I’m at the Best Friends Forever Conference in Pennsylvania, taking a quick break from the talks. I have to say that this is one of the best seminars I’ve attended: the quality of the talks is outstanding. Suzanne Hetts gave one today that was fantastic: absolutely the best organized and most informative talk on what dominance is and isn’t that I’ve heard. I couldn’t begin to summarize it all, but here is some especially useful information from it, based on common mythologies that people have about dominance.
Common Underlying Assumptions about Dominance, from Suzanne Hetts:
I. Most (all?) interactions between dogs are competitive (going out the door first, who gets the toy, etc.). Is this true? No, it’s not. The fact is, many interactions between dogs are not competitive. A great example is the tug game. Some people argue that you have to ‘win’ or the dog won’t respect you, yet many dogs love to play tug for the sake of playing tug and will give you back the toy if you drop it. Suzanne showed a video of one of her dog repeatedly giving the toy back to her husband, Dan, clearly in hopes that he would continue the game. That’s exactly how Hope plays with me BUT not how he plays with Willie. I don’t think Hope is “playing” tug with Willie, I think he simply wants the toy for himself. He grabs it closer and closer to Willie’s mouth, and if he gets it he takes it away. However, Willie and Lassie played tug for long periods of time, both holding only the very end of the toy, giving it back to one another if necessary. Conclusion: some interactions may be competitive, but lots and lots of them aren’t.
II. Dominance is about Control and “Obedience.” The confusion between ‘dominance’ and ‘obedience’ is pervasive, but they are NOT the same thing. “Dominance” is about who wins a competitive interaction over something that both individuals want, not about responding to a cue or “command.” Calling your dog to come has absolutely nothing to do with ‘social dominance,’ whether the dog comes or not! Confusing those concepts has caused a lot of problems in the dog training world, not to mention to lots of dogs.
III. All dogs are social climbers and are always ready to challenge others (humans or dogs) for social rank. Not true again. First, many people argue reasonably that we know little about “dominance” between 2 species. As used in science, it is between animals of the same species. Second, Suzanne argued, that if anything, most domestic dogs are predisposed to take a subordinate role to humans. We could talk about this aspect for hours (and pages), but she made several excellent points in relation to it. If this hangs you up, ask anyone if they would take a real bone away from a wolf. And as importantly, it is simply not true that all animals of a social group “want” to be high ranking. There are many costs to being in a high social rank, and many benefits to being a subordinate.
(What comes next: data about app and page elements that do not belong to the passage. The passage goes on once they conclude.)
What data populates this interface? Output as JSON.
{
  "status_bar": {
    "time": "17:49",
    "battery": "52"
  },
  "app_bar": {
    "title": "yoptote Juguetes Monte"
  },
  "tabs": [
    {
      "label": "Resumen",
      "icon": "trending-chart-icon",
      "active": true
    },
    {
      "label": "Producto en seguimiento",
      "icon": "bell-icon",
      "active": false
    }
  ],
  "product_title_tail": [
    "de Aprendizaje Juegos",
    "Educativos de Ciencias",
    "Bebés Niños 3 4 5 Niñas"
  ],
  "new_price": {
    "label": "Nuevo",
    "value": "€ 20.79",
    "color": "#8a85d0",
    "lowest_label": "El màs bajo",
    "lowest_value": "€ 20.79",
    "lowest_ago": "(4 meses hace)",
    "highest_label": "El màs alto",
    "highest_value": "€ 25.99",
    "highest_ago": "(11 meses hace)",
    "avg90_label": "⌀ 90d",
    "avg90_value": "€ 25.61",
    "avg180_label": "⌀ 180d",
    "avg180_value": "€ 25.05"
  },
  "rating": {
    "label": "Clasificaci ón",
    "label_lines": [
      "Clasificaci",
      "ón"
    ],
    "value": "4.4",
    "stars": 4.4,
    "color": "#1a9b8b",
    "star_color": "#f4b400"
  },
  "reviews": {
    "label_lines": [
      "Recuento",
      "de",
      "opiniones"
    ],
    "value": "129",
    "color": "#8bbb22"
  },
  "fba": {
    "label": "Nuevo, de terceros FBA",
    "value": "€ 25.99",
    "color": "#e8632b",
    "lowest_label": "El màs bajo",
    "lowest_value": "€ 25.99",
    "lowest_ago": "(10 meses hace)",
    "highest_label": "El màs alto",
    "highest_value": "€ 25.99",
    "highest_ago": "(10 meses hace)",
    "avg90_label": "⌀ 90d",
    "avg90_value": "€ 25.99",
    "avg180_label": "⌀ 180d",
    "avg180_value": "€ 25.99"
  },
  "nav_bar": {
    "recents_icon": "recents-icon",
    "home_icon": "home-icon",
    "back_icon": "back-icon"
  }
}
IV. Some dogs are just “dominant.” Whoa, careful here again. Dominance is a descriptor of a relationship, not a personality or an individual. If you have 2 individuals and a piece of food between them that they both want, one individual would be described as “dominant” if he or she gets the food 20 out of 20 trials. That’s all the concept meant as it was and IS used in science. What’s often not considered by the general public and advocates of “getting dominance” over your dog, is that it is context dependent. Indiv A might get the bone every time, but Indiv B might get the sleeping place. Motivation and context is everything, and behavior in one context does NOT necessarily predict behavior in another.
I could go on, but better get back to the conference. Most importantly, Suzanne did an excellent job of advocating for people in the dog world to be able to talk about the concept knowledgeably, to avoid polarized conversations that only divide and confuse, to use terms with precision and knowledge, and to avoid repeating assumptions. She advocating for people on both ends of the extremes on this issue to take a deep breath (my words) and educate themselves about what science tells us about social relationships. Here here.
Before I go, here’s a photo I took the day before I left, of Hope’s new friend, Lily, a young Dogo Argentino (sp?), who tends to lie down every time she meets puppies and young children. Clearly she is trying to exert her dominance here! Lily and Hope couldn’t play, because she had just had minor surgery, but I suspect rollicksome play is in their future.